Melanie M. Acosta, Ph.D. Mother of 5, Wife, Christian, Busines Owner, & Assistant Professor of Education-FAU
When my son was about to begin kindergarten, like most parents, I was excited! As a woman of African descent born and raised in the U.S. (in the South), education and schooling were always described as freedom tools. I was always encouraged by my elders to, “Go and get my education because what I got it, they could never take it away”. So education and learning were presented to me as something that I could obtain within a U.S. society that had unjustly taken so much from my people; but it was also something that I (and my parents) would need to safeguard from Eurocentric institutions determined to keep me in bondage through miseducation (Woodson, 1933) and undereducation. And I carried these freedom-focused ideas with me into adulthood as I stepped into my role as parent.
What I wasn’t prepared for though, was how my attempts to be an involved, engaged parent would be met by some schools. In my mind, an engaged and involved parent was one who:
• Is knowledgeable of the way school systems work and demonstrated this knowledge,
• Attends school meetings with an active presence that shows up in the form of asking critical questions, raising critical issues, and sharing the expectations,
• Makes recommendations for what her child needs, listens carefully to school concerns and comments,
• Advocates for teamwork across the adults involved in schooling her child.
To my shock, dismay, and then later righteous outcry, this was not the definition my children’s’ schools had in mind—at least not for me. I learned quickly that African American parent engagement from some schools’ perspective meant:
• I silently accept whatever information I was given by the school,
• I submit to the authority and credibility of the educators,
• I “show up” only how the school desired me to (giving money for fundraisers, posing in pictures for the website, paying money to join —but not lead the PTA, etc..).
And when I didn’t show up the way schools wanted me to, I got labeled as, “THAT” parent. You know, the parent who always causes “trouble”, the parent who is always unsatisfied, the parent who is always asking what more can be done, demanding better be done, and doing so unapologetically. Initially, I was hurt that my attempts to be the “engaged, involved parent” schools were saying they wanted was rejected. I was also hurt that I was being labeled as someone who was difficult to interact, it just didn’t make sense to me and I got discouraged. Then I started asking other African American parents, especially women, about their experiences and learned theirs was the same. But I also got the greatest piece of encouragement from Janet. Janet was an African American woman parent of a brilliant Black boy with disabilities. She was older than I and her son was a bit older than mine. As I poured my heart out to her about my experiences with the schools, she listened intently then shared, “Melanie, you better advocate for your children. Because if you don’t nobody else will!” All at once I felt the wisdom my ancestors telling me to get my education so it can’t be taken away. My purpose was renewed. Janet’s words helped me love the thought of being “THAT” parent, but I redefined it! Now, to me, being “THAT” parent means everything I thought being an engaged parent meant before, but it also includes:
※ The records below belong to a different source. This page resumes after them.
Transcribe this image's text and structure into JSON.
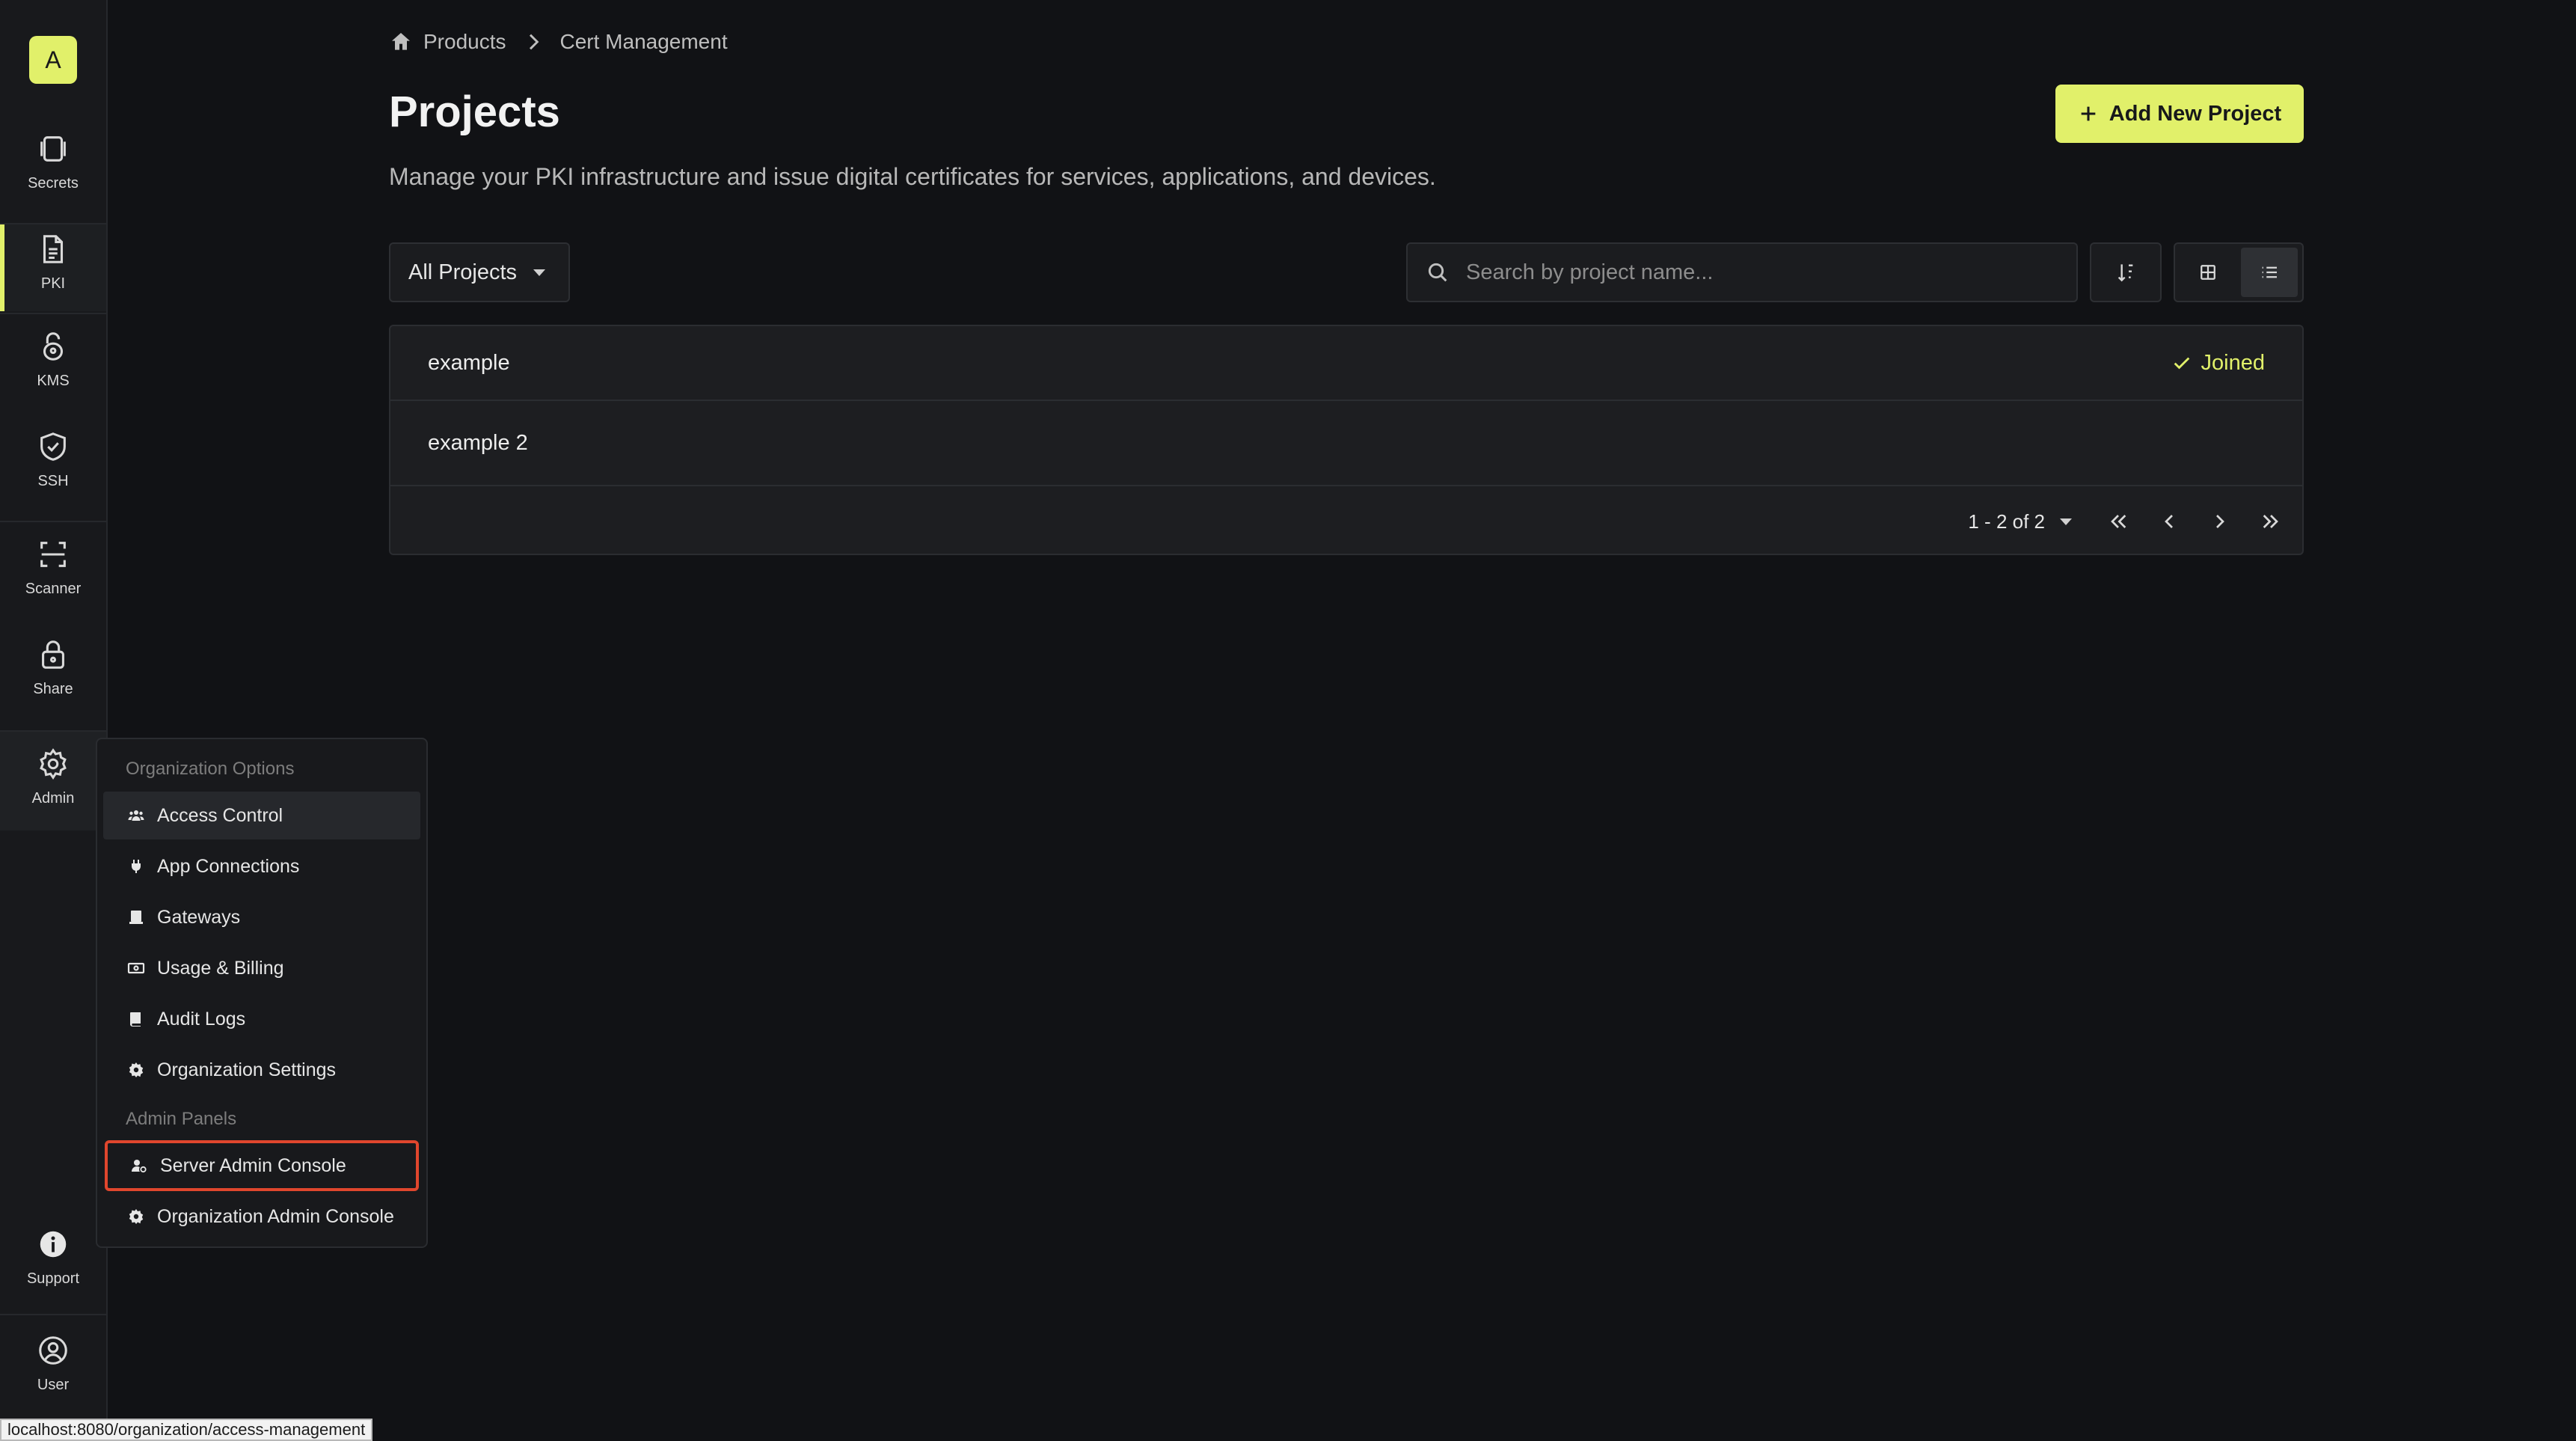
{
  "sidebar": {
    "org_initial": "A",
    "items": [
      {
        "label": "Secrets",
        "icon": "vault-icon"
      },
      {
        "label": "PKI",
        "icon": "document-icon"
      },
      {
        "label": "KMS",
        "icon": "lock-key-icon"
      },
      {
        "label": "SSH",
        "icon": "shield-check-icon"
      },
      {
        "label": "Scanner",
        "icon": "scan-icon"
      },
      {
        "label": "Share",
        "icon": "padlock-icon"
      },
      {
        "label": "Admin",
        "icon": "gear-icon"
      }
    ],
    "support_label": "Support",
    "user_label": "User",
    "active_item": "PKI",
    "accent_color": "#e1f06a"
  },
  "breadcrumb": {
    "home": "Products",
    "current": "Cert Management"
  },
  "page": {
    "title": "Projects",
    "description": "Manage your PKI infrastructure and issue digital certificates for services, applications, and devices.",
    "add_button": "Add New Project"
  },
  "toolbar": {
    "filter_label": "All Projects",
    "search_placeholder": "Search by project name...",
    "view_mode": "list"
  },
  "projects": [
    {
      "name": "example",
      "status": "Joined"
    },
    {
      "name": "example 2",
      "status": ""
    }
  ],
  "pagination": {
    "range": "1 - 2 of 2"
  },
  "admin_menu": {
    "section1": "Organization Options",
    "items1": [
      "Access Control",
      "App Connections",
      "Gateways",
      "Usage & Billing",
      "Audit Logs",
      "Organization Settings"
    ],
    "section2": "Admin Panels",
    "items2": [
      "Server Admin Console",
      "Organization Admin Console"
    ],
    "highlight_color": "#e0462d"
  },
  "status_bar": {
    "url": "localhost:8080/organization/access-management"
  }
}
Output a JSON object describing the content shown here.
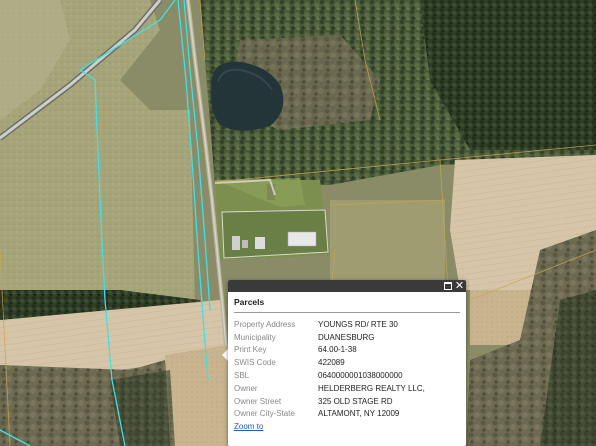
{
  "map": {
    "parcel_line_color": "#3fe0e8",
    "road_color": "#c8c8c0",
    "boundary_color": "#c9a64c"
  },
  "popup": {
    "title": "Parcels",
    "maximize_icon": "maximize-icon",
    "close_icon": "close-icon",
    "titlebar_color": "#3a3a3a",
    "rows": [
      {
        "key": "Property Address",
        "value": "YOUNGS RD/ RTE 30"
      },
      {
        "key": "Municipality",
        "value": "DUANESBURG"
      },
      {
        "key": "Print Key",
        "value": "64.00-1-38"
      },
      {
        "key": "SWIS Code",
        "value": "422089"
      },
      {
        "key": "SBL",
        "value": "0640000001038000000"
      },
      {
        "key": "Owner",
        "value": "HELDERBERG REALTY LLC,"
      },
      {
        "key": "Owner Street",
        "value": "325 OLD STAGE RD"
      },
      {
        "key": "Owner City-State",
        "value": "ALTAMONT, NY 12009"
      }
    ],
    "zoom_link": "Zoom to"
  }
}
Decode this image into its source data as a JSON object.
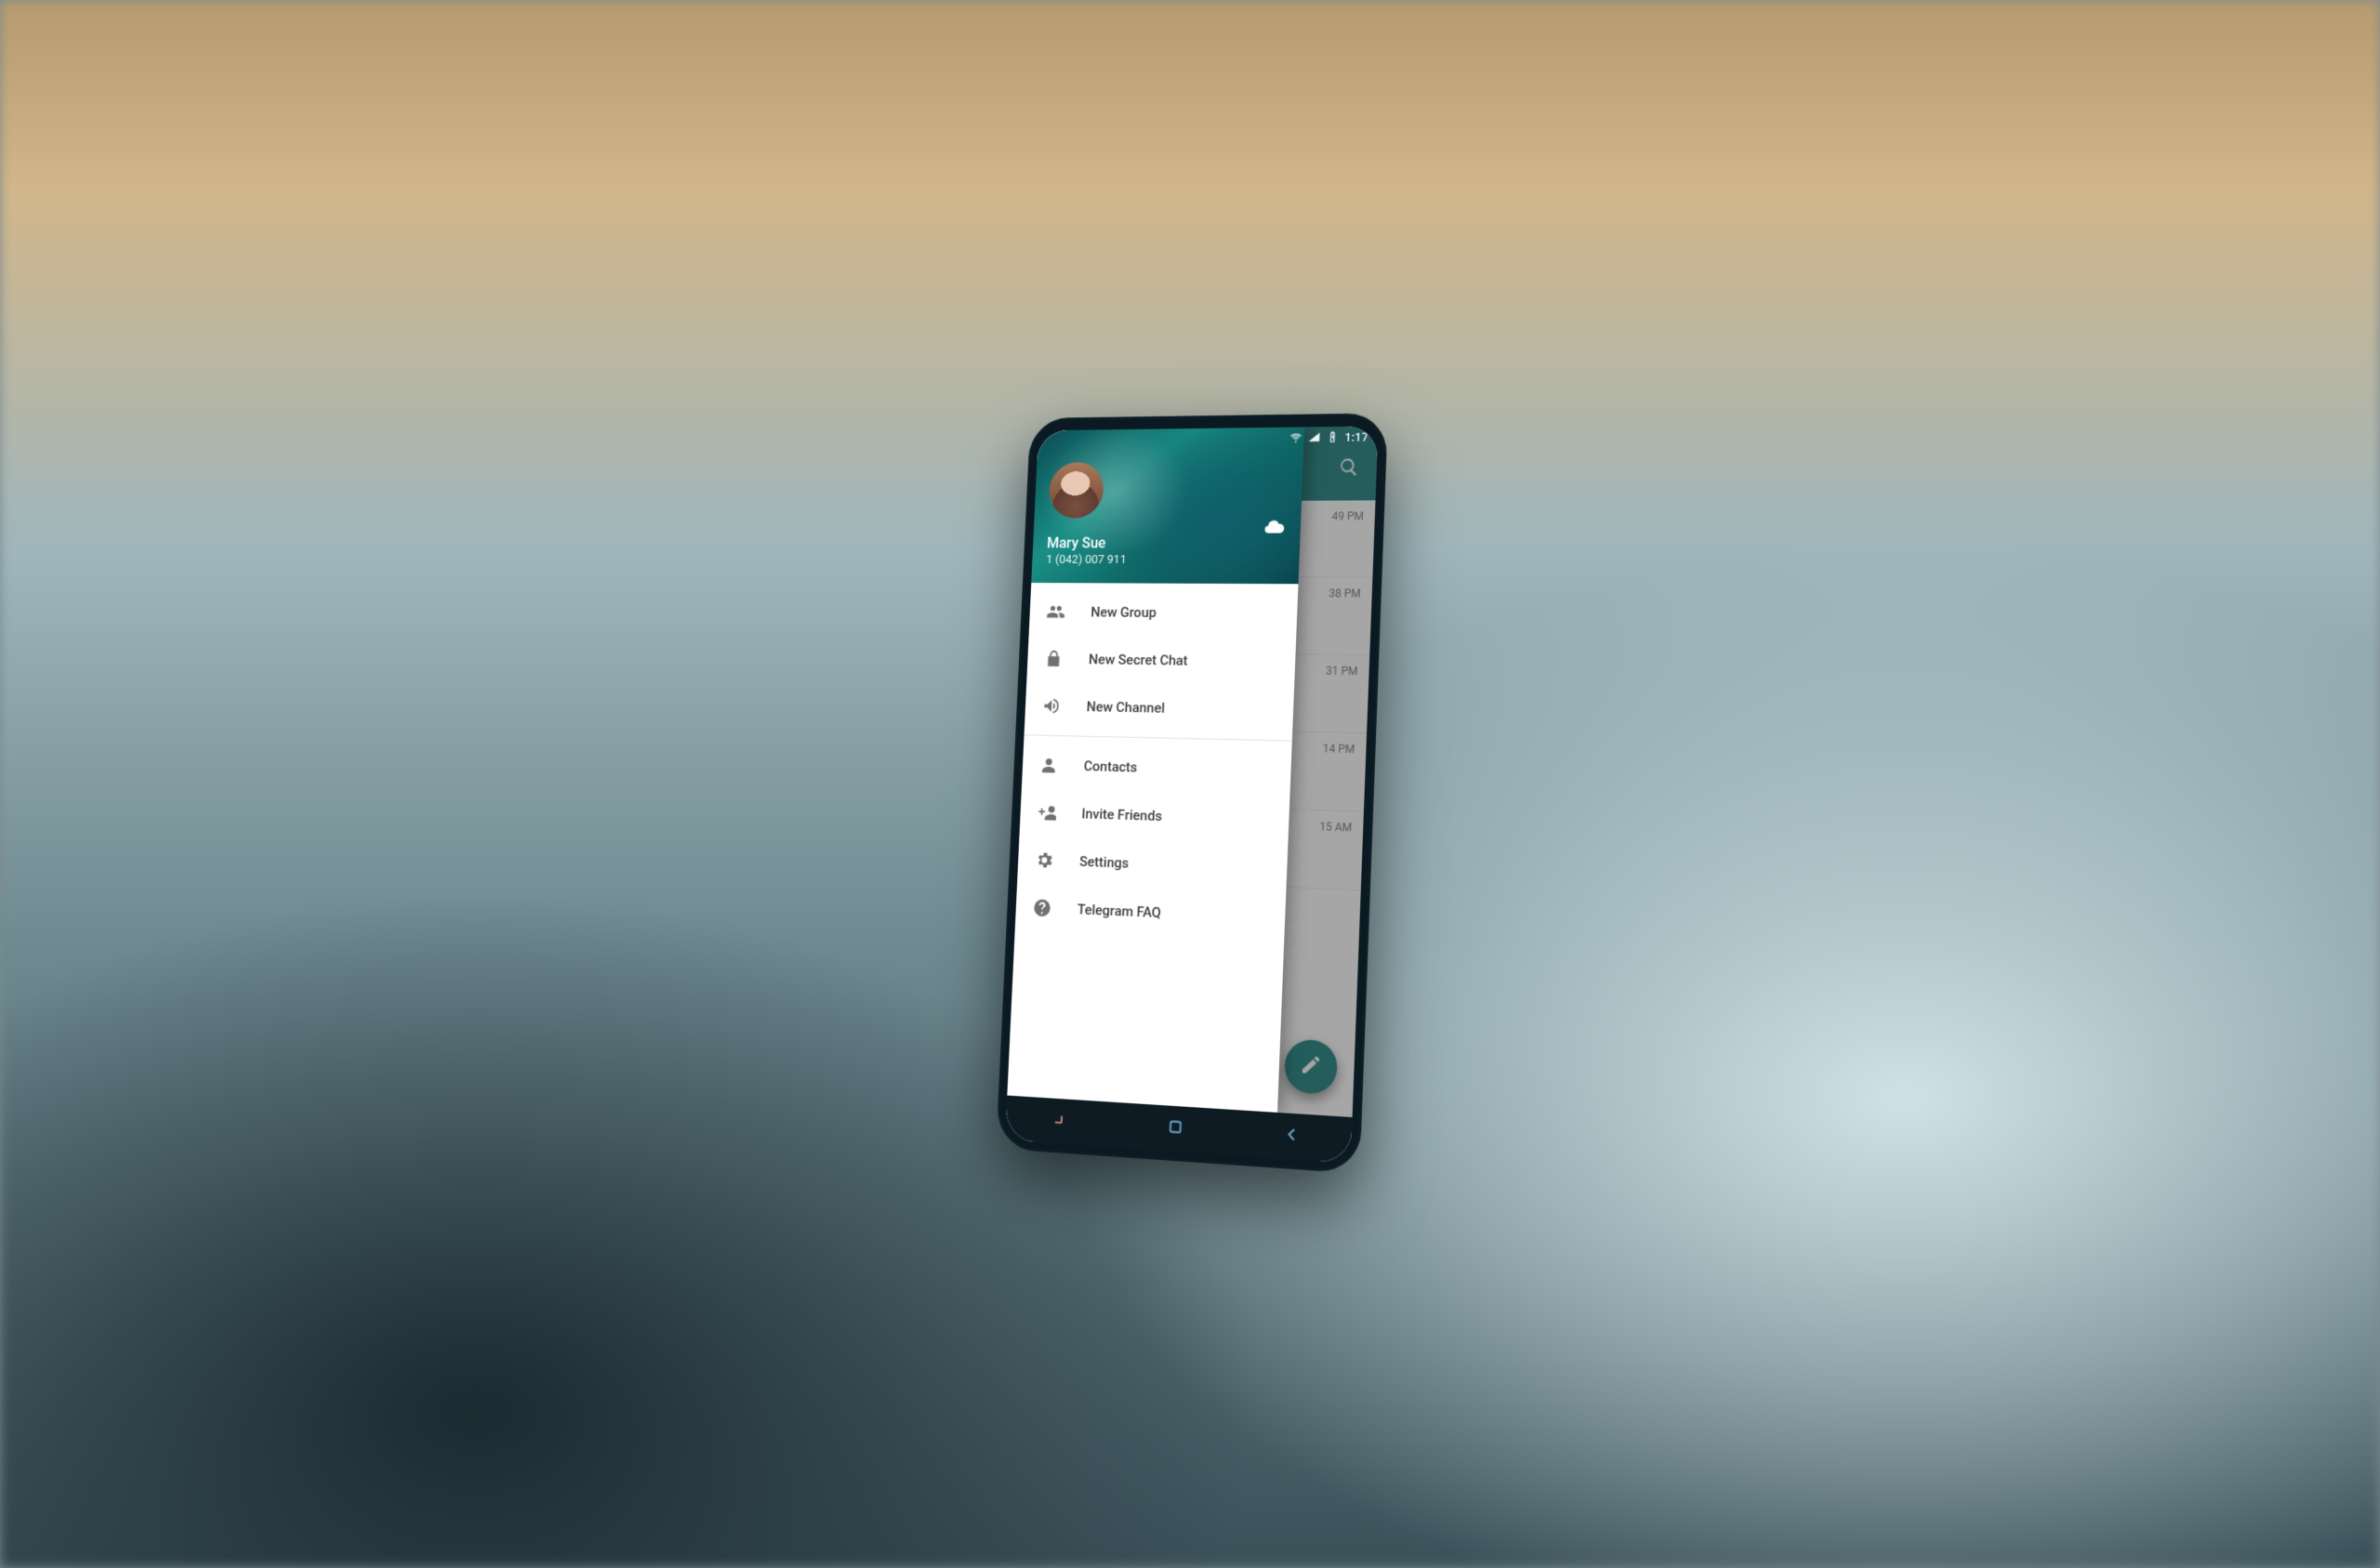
{
  "status": {
    "time": "1:17"
  },
  "profile": {
    "name": "Mary Sue",
    "phone": "1 (042) 007 911"
  },
  "drawer": {
    "section1": [
      {
        "icon": "group",
        "label": "New Group"
      },
      {
        "icon": "lock",
        "label": "New Secret Chat"
      },
      {
        "icon": "megaphone",
        "label": "New Channel"
      }
    ],
    "section2": [
      {
        "icon": "person",
        "label": "Contacts"
      },
      {
        "icon": "person-add",
        "label": "Invite Friends"
      },
      {
        "icon": "gear",
        "label": "Settings"
      },
      {
        "icon": "help",
        "label": "Telegram FAQ"
      }
    ]
  },
  "chat_times": [
    "49 PM",
    "38 PM",
    "31 PM",
    "14 PM",
    "15 AM"
  ]
}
• Speaking up and out so that your child can get an education that can’t be taken away,
• Asking hard questions about racism and schooling,
• Challenging the differences in quality that often accompany attending school while Black or Latinx,
• Showing up ready to listen and learn, but also ready with my own expectations, goals, and ideas for how I want my children’s school experiences to go.
So to all my parents out there pushing hard for the quality education that your children deserve and have been labeled as “troublemakers”, I am with you. I salute you and I stand with you. Be “THAT” parent. To all my parents out there afraid to be “THAT” parent because you are worried about what folks may think of you. I see you too and I hear you. I encourage you to look into your child’s eyes and remind yourself that they are worth it. Finally, to Janet—Thank you. Your words of encouragement over 15 years ago have never left me and I owe my children’s schooling success to your wisdom.